▶ [ASSIGNMENT]
Your copy should match the entries below exactly, apart from the images.

▶ [DATA FOR THE TASK]
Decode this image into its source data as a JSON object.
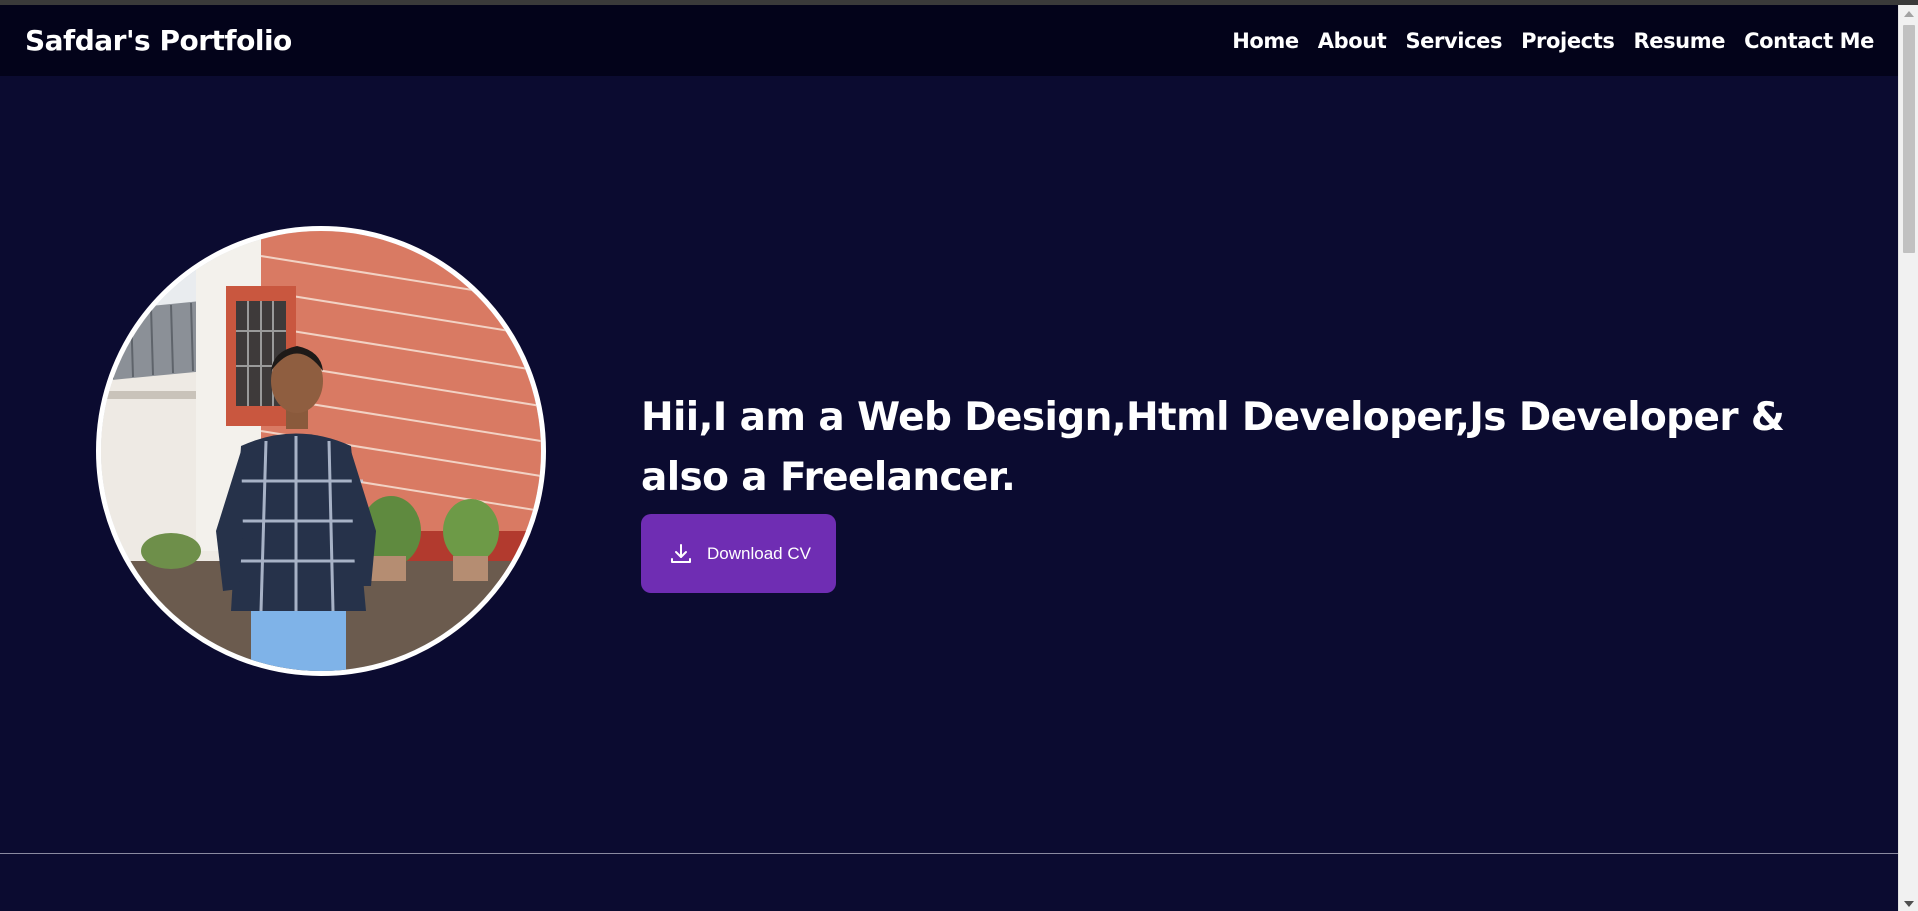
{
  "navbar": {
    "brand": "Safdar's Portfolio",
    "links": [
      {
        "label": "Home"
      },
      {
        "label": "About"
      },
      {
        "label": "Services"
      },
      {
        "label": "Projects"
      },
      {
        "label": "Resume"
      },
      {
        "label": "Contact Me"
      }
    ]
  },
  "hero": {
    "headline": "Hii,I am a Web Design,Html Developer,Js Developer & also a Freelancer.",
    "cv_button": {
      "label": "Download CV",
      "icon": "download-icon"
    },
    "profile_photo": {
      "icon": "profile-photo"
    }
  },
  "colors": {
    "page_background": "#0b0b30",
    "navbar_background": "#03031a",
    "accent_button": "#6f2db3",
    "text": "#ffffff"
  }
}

▶ [OUTPUT FOR THIS EXERCISE]
Decode this image into its source data as a JSON object.
{
  "navbar": {
    "brand": "Safdar's Portfolio",
    "links": [
      {
        "label": "Home"
      },
      {
        "label": "About"
      },
      {
        "label": "Services"
      },
      {
        "label": "Projects"
      },
      {
        "label": "Resume"
      },
      {
        "label": "Contact Me"
      }
    ]
  },
  "hero": {
    "headline": "Hii,I am a Web Design,Html Developer,Js Developer & also a Freelancer.",
    "cv_button": {
      "label": "Download CV",
      "icon": "download-icon"
    },
    "profile_photo": {
      "icon": "profile-photo"
    }
  },
  "colors": {
    "page_background": "#0b0b30",
    "navbar_background": "#03031a",
    "accent_button": "#6f2db3",
    "text": "#ffffff"
  }
}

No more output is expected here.